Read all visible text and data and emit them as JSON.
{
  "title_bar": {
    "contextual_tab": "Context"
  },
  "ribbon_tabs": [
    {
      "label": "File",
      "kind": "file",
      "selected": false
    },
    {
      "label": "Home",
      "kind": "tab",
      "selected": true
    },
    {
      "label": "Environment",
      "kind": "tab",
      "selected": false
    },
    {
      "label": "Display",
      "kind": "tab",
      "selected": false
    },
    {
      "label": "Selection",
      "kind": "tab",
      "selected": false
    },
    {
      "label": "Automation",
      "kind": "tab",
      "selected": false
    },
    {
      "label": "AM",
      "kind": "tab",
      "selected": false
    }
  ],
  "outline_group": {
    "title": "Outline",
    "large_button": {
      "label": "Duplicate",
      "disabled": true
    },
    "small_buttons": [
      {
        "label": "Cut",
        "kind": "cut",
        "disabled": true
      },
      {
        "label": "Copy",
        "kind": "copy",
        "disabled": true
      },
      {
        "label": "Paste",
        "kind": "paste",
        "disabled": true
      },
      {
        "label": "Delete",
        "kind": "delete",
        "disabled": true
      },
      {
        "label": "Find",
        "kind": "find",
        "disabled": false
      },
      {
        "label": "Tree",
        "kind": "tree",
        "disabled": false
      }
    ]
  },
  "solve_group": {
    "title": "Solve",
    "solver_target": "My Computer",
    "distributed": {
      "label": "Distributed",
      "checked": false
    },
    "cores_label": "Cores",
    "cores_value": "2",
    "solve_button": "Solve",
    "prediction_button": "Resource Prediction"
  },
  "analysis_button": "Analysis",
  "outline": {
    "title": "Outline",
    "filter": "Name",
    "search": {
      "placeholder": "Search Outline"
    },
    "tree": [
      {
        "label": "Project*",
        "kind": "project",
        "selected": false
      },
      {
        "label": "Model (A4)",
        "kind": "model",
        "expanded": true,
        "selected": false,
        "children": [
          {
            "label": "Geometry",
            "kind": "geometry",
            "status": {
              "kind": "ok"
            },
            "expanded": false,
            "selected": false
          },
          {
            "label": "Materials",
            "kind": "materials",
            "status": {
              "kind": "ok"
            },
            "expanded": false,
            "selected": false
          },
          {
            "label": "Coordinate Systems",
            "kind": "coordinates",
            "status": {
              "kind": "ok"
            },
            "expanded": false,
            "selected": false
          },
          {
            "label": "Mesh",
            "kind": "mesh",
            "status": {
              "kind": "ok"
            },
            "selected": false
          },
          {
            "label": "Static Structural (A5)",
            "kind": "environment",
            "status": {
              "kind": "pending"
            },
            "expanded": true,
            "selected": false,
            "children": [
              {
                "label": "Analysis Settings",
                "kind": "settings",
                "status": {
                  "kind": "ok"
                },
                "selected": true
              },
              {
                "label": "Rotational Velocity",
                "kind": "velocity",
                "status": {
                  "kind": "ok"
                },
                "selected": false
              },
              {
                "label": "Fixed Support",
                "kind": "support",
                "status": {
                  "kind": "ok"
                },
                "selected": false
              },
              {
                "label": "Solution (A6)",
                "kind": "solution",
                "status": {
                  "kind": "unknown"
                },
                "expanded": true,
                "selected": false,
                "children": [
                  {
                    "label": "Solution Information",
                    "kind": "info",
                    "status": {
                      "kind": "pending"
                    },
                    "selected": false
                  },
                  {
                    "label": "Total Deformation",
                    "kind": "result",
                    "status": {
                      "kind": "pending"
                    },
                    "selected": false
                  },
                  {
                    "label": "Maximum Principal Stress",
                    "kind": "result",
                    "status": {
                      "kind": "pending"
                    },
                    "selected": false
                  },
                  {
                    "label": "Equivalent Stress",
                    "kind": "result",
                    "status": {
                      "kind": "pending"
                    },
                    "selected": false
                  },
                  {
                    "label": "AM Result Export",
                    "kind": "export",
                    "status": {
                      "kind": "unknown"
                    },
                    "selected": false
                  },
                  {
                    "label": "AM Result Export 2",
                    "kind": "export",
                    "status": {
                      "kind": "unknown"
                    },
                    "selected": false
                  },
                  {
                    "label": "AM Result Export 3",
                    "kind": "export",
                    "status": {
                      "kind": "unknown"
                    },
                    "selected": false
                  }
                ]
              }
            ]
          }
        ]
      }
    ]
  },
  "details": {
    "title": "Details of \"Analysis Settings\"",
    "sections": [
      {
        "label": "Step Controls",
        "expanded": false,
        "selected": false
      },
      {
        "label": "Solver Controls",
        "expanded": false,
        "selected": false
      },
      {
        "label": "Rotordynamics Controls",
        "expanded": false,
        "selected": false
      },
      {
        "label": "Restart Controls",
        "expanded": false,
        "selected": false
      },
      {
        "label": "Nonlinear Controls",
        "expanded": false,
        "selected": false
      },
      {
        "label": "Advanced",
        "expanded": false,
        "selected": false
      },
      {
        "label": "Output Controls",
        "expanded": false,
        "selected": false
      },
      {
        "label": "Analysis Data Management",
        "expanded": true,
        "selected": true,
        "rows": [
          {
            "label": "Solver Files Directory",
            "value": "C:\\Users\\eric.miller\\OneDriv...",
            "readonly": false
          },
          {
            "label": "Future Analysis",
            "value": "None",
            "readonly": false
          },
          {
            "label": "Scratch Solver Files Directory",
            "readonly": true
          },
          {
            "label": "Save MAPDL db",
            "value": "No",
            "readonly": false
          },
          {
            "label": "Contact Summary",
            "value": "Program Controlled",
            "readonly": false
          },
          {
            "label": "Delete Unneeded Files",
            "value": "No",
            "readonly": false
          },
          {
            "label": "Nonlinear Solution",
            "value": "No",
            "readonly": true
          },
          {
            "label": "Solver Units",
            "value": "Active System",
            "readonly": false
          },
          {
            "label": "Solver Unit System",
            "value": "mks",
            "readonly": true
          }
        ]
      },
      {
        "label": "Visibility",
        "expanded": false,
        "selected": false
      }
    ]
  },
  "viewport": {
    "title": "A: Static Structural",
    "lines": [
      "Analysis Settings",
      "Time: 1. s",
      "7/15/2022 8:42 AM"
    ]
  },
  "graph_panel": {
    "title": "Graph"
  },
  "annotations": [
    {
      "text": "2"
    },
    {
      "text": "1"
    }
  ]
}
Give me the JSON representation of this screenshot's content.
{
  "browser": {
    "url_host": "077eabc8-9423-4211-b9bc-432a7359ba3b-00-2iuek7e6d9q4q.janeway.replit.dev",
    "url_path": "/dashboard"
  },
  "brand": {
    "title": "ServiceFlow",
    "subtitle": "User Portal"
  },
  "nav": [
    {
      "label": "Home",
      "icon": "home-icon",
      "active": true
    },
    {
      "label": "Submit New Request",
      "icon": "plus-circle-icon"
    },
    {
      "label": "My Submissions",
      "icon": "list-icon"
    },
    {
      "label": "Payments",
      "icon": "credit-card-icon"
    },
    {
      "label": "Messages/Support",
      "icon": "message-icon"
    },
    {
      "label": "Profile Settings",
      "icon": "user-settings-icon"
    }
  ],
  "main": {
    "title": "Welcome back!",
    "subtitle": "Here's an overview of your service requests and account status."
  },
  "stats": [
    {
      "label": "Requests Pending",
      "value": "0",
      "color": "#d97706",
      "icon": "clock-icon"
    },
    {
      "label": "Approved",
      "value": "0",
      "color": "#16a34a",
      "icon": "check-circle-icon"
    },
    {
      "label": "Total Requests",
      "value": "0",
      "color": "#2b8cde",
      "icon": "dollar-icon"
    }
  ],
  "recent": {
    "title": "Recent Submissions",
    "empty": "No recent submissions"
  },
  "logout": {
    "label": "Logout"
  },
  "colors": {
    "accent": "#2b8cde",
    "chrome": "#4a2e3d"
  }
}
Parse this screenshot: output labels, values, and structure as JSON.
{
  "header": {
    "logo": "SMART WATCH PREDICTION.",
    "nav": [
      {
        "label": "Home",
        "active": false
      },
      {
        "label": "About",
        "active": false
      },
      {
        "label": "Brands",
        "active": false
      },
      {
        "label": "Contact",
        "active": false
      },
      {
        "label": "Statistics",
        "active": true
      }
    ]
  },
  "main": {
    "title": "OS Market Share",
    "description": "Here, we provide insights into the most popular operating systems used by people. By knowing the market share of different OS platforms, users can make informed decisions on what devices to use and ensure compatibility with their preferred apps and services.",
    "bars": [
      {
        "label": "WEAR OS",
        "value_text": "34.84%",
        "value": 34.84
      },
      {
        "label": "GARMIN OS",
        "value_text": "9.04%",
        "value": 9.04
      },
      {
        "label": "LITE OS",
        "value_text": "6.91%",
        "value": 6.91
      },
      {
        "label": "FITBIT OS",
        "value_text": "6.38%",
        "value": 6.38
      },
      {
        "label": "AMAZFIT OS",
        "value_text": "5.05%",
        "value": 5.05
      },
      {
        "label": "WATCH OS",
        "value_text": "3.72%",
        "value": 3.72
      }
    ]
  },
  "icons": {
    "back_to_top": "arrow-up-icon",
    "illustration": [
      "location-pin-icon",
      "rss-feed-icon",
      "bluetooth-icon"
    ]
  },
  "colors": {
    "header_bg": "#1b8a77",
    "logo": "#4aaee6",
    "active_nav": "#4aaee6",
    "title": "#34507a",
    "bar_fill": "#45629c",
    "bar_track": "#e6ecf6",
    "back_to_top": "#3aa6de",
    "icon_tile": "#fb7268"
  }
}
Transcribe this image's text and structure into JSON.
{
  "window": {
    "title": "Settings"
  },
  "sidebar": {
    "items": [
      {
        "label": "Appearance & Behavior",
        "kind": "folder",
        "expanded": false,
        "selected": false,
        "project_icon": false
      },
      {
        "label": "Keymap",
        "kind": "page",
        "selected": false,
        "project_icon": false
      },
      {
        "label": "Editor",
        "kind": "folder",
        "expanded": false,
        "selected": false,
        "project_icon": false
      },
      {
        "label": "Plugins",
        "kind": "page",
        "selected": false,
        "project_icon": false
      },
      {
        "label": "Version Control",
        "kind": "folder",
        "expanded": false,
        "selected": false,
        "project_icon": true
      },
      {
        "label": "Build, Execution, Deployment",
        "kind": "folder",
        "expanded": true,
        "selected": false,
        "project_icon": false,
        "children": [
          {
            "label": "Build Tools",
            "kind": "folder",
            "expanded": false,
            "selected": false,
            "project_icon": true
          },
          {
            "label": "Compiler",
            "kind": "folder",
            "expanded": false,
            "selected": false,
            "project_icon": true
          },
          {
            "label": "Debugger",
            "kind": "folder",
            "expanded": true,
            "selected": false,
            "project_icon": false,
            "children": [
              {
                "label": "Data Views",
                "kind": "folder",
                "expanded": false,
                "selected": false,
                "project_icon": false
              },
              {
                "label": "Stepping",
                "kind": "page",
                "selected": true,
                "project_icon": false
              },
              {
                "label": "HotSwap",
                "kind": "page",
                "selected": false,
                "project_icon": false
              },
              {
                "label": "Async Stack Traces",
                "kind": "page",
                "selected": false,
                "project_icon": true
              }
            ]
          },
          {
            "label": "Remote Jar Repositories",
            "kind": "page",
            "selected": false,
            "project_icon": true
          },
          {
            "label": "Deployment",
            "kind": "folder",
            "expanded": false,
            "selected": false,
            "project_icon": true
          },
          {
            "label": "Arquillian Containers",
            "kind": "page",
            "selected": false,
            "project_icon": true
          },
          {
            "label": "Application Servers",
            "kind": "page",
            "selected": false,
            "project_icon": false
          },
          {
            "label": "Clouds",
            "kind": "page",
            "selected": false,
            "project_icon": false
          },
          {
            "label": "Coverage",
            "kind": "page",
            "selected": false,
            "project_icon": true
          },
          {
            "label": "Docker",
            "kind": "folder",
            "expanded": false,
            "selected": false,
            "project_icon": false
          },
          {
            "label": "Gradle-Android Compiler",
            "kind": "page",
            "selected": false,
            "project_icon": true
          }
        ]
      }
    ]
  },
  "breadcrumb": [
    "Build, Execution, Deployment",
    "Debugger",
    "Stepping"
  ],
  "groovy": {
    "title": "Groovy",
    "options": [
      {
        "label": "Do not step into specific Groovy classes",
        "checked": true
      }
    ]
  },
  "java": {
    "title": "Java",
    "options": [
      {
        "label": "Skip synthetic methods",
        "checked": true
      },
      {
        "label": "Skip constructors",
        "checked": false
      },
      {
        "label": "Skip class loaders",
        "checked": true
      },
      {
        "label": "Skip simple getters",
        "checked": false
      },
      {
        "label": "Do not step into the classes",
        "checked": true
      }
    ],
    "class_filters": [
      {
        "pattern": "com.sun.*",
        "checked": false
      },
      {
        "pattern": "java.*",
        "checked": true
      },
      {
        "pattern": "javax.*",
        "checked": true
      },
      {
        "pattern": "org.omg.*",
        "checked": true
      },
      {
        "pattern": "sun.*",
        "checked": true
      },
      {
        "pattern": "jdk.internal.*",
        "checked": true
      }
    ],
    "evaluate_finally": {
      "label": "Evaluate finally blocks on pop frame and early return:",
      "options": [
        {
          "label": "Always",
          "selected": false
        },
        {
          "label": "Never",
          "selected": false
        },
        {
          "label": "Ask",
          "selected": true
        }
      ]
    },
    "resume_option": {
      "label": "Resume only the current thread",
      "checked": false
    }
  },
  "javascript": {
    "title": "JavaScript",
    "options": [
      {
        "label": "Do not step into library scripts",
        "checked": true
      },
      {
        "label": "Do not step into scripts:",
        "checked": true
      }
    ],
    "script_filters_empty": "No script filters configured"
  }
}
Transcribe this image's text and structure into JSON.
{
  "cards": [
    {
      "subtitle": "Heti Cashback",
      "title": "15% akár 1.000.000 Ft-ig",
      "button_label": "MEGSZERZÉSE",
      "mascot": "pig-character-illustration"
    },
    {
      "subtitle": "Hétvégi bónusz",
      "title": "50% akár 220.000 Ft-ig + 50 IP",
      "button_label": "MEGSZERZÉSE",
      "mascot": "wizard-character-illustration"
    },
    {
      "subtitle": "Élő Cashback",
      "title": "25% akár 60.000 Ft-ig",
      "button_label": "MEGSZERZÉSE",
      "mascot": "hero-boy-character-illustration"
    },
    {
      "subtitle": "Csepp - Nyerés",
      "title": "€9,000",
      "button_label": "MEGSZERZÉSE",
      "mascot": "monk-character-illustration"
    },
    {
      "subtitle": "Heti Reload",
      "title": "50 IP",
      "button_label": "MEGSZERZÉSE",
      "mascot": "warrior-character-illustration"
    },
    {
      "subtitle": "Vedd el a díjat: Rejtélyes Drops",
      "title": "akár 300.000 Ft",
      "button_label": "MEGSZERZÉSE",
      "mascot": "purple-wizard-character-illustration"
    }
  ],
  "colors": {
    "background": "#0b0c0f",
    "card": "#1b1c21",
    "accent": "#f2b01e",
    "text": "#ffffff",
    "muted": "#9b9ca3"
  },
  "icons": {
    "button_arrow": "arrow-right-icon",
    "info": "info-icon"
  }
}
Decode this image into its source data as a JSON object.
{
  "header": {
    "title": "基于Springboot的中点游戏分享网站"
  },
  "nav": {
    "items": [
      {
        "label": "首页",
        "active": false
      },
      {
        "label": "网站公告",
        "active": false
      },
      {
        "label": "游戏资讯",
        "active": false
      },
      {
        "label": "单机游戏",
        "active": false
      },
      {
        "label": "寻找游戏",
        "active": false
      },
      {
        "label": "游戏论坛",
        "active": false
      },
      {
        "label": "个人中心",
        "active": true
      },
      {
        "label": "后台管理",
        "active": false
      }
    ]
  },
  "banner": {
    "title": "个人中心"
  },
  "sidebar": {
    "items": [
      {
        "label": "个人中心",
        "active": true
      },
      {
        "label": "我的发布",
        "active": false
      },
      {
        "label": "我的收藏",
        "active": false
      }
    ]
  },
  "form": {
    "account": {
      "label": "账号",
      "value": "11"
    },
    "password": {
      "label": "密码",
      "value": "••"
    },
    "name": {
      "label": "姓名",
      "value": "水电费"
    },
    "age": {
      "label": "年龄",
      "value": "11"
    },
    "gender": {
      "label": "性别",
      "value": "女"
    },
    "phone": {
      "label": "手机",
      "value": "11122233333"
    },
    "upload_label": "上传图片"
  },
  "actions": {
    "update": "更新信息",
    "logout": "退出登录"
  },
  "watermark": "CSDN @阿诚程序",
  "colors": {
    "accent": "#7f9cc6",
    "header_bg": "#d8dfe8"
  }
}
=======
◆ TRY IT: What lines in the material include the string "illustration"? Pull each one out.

◆ EXERCISE RESPONSE:
    "illustration": [
      "mascot": "pig-character-illustration"
      "mascot": "wizard-character-illustration"
      "mascot": "hero-boy-character-illustration"
      "mascot": "monk-character-illustration"
      "mascot": "warrior-character-illustration"
      "mascot": "purple-wizard-character-illustration"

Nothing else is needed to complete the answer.